Progress bars on websites are an intuitive mechanism to prevent user abandonment due to slow page loading or time consuming processes. It has a phycological significance in the user experience. It allows developers to alter the user's perception of time spent, provides sense of progress, completion and trustworthiness towards the processes. These aspects are discussed in detail pertaining to web forms on Spindogs blog: The psychology of progress bars.
AJAX: Detecting ajax requests in the current page.
Elements: Checking if certain elements have been loaded.
Document: Reading 'document.readyState' property.
Event Lag: This monitors the event loop lag(for more info see event loop) in the browser.
While using source files for integration developers can declare a global variable object 'paceOptions' to configure the library.
Additionally developers can add property 'extraSources' to 'paceOptions' with the value set as array of objects. Each object should have 'progress' property or a property 'elements' which itself will be array of objects containing 'progress' properties. All values for progress in 'extraSources' will automatically be scaled to show final progress value.
Developers can pass the configuration options also from the html tag itself via this syntax:
AMD or Browserify:
Developers can use AMD or Browserify syntax to use this library. The configuration object can be passed in '.start()' method as arguments.
Wordpress: This library is available as a Wordpress plugin: https://wordpress.org/plugins/pace/.
Pace.JS can be directly downloaded from the github page: https://github.com/HubSpot/pace.
The detailed documentation can be accessed at https://github.hubspot.com/pace/

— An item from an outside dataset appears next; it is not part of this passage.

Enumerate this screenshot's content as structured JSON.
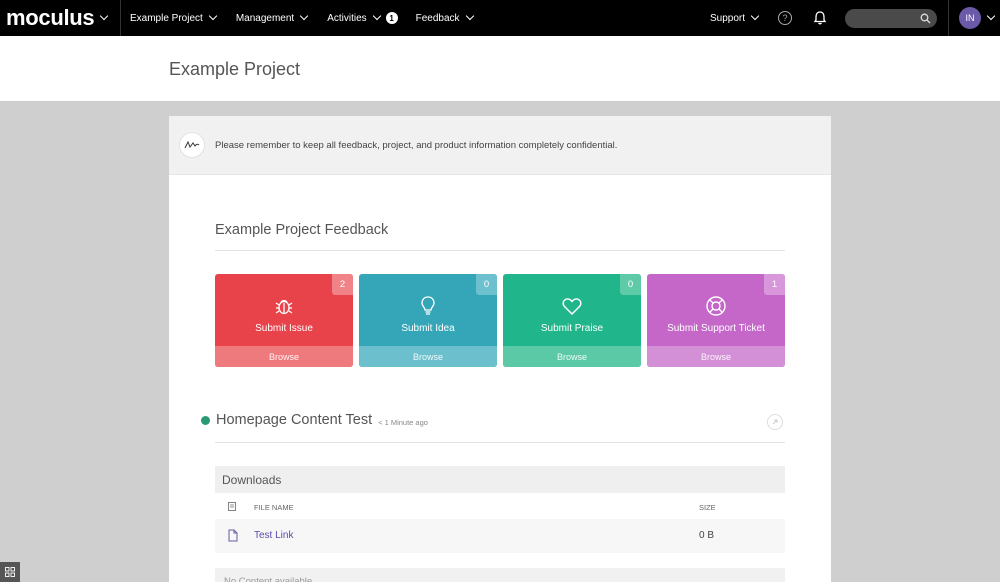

This demo includes the center-radar theme in red color. Please use the cdn carefully as it does not seem to be upto date with the actual repository. So for best code quality download library from github. To run the demo just click 'run' in jsfiddle.